A Mobility car today already consumes one fifth less fuel in comparison. More alternative drives are also set to further reduce overall emissions.
The Mobility fleet is and will remain efficient: its average fuel consumption currently stands at 4.7 litres/100 km, meaning a Mobility car undercuts the average new Swiss car by one fifth. "Where possible, we want to offer top-of-the-range vehicles in all our different categories", explains Viktor Wyler, Head of the Fleet. This is also reflected in CO2 emissions: with an output of 94 g CO2/km, it is also far below the Swiss average for new cars (134 g CO2/km).
Mobility has taken 31’400 private cars off the road and saves 23’500 tonnes of CO2 emissions each year.
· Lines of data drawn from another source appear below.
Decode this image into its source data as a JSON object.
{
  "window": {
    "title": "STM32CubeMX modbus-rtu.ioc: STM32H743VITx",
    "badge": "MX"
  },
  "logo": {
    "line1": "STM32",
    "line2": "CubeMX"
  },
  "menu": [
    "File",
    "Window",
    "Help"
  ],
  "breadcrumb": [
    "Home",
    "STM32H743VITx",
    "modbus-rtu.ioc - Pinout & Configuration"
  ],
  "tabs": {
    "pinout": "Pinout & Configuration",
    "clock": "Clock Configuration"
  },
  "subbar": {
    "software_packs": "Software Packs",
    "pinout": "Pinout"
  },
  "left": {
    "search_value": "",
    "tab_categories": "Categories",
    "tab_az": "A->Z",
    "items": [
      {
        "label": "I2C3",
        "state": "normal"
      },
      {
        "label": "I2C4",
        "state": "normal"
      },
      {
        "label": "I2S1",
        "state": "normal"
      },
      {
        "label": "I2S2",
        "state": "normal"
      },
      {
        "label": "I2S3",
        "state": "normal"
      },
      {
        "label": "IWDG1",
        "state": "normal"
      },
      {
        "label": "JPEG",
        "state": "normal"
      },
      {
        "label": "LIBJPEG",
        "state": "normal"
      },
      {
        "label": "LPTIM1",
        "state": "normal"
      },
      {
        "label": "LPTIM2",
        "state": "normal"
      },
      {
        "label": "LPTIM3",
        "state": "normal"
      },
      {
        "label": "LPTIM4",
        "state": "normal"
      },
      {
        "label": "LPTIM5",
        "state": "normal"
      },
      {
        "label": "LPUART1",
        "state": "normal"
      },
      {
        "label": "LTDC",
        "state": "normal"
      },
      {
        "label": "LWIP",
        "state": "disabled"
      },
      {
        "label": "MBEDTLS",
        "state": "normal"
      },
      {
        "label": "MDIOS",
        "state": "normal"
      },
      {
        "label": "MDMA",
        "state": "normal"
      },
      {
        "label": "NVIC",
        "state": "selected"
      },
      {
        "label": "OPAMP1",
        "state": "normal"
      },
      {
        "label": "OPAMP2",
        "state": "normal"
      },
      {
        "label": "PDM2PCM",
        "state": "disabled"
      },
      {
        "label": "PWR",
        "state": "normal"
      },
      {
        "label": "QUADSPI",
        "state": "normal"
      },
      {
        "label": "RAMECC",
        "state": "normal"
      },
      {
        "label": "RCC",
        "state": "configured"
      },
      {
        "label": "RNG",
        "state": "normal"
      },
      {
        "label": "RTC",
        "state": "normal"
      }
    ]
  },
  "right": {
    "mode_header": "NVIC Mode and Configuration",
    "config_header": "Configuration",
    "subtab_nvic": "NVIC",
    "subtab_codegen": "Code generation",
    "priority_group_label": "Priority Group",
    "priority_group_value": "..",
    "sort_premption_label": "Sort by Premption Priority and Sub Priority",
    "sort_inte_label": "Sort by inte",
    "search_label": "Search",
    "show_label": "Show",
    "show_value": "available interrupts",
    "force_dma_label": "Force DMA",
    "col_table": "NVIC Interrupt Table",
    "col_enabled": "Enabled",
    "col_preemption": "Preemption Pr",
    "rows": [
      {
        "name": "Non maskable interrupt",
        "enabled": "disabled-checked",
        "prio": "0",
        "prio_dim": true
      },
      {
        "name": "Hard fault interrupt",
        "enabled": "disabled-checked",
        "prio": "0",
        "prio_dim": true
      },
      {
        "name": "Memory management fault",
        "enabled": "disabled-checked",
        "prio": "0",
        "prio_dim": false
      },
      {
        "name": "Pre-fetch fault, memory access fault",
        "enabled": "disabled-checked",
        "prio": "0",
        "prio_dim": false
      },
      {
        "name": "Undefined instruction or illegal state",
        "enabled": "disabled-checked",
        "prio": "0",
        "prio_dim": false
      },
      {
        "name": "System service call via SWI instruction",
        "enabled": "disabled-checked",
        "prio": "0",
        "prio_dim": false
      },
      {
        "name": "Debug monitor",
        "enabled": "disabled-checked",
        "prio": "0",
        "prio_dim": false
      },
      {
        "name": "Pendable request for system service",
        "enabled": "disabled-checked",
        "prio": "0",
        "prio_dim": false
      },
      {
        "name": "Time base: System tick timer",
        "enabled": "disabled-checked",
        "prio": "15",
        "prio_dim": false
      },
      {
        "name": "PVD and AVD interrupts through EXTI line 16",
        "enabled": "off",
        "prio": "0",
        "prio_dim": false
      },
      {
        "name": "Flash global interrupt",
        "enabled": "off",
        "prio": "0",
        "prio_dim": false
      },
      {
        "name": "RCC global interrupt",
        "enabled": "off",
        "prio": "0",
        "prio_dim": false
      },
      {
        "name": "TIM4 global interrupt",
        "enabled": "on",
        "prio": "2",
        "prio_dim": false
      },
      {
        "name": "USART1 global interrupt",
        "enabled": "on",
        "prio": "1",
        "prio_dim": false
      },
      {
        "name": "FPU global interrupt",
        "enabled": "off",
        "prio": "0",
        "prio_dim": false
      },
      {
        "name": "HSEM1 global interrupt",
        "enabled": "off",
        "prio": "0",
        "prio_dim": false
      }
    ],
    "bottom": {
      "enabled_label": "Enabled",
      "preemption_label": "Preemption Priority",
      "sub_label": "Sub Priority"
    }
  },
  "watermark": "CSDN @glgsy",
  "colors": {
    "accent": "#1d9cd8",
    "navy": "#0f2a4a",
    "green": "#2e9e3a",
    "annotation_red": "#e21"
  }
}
However, all values could increase slightly in the future. There are several reasons for this: firstly, because of the diesel scandal, the cooperative is increasingly replacing diesel vehicles with petrol ones. These emit less nitrogen oxide, but more carbon dioxide. Secondly, more and more Mobility users want to drive automatic vehicles, which also consume more. "And thirdly," explains Wyler, "the industry ultimately has to adopt more realistic methods. This causes the original fuel consumption figures for all cars worldwide to rise."
Alternative drive systems are on the rise
Alternative drive systems are also a hot topic at Mobility. Therefore, the company sets itself the goal of operating 150 electric cars by the end of next year – around twice as many as there were a few months ago. The challenge lies in the fact that no electric cars have been able to cover their costs so far. The purchase and infrastructure costs are too high, and the booking numbers too low. "We can therefore say at present that the other categories cross-subsidise electric cars," says Viktor Wyler. Mobility also offers 110 Toyota Yaris Hybrids (combined electric/petrol drive) and 100 gas-fuelled Go vehicles in Geneva. The Mobility "ServiceMobil" staff, who take care of the cleanliness and driveability of the cars, also drive gas VWs.
Changing the behaviour of users is more important than emission ratings
Despite all efforts, one thing is crucial to establishing a low-emission fleet: it is the change in user behaviour that creates the major sustainable effect of car sharing – not the cars themselves. After all, a study showed that Mobility drivers often don’t have a car or a second car and use public transport more frequently instead. Mobility has therefore taken 31’400 private cars off the road in Switzerland and saves 23’500 tonnes of CO2 emissions each year. A great thing for the environment!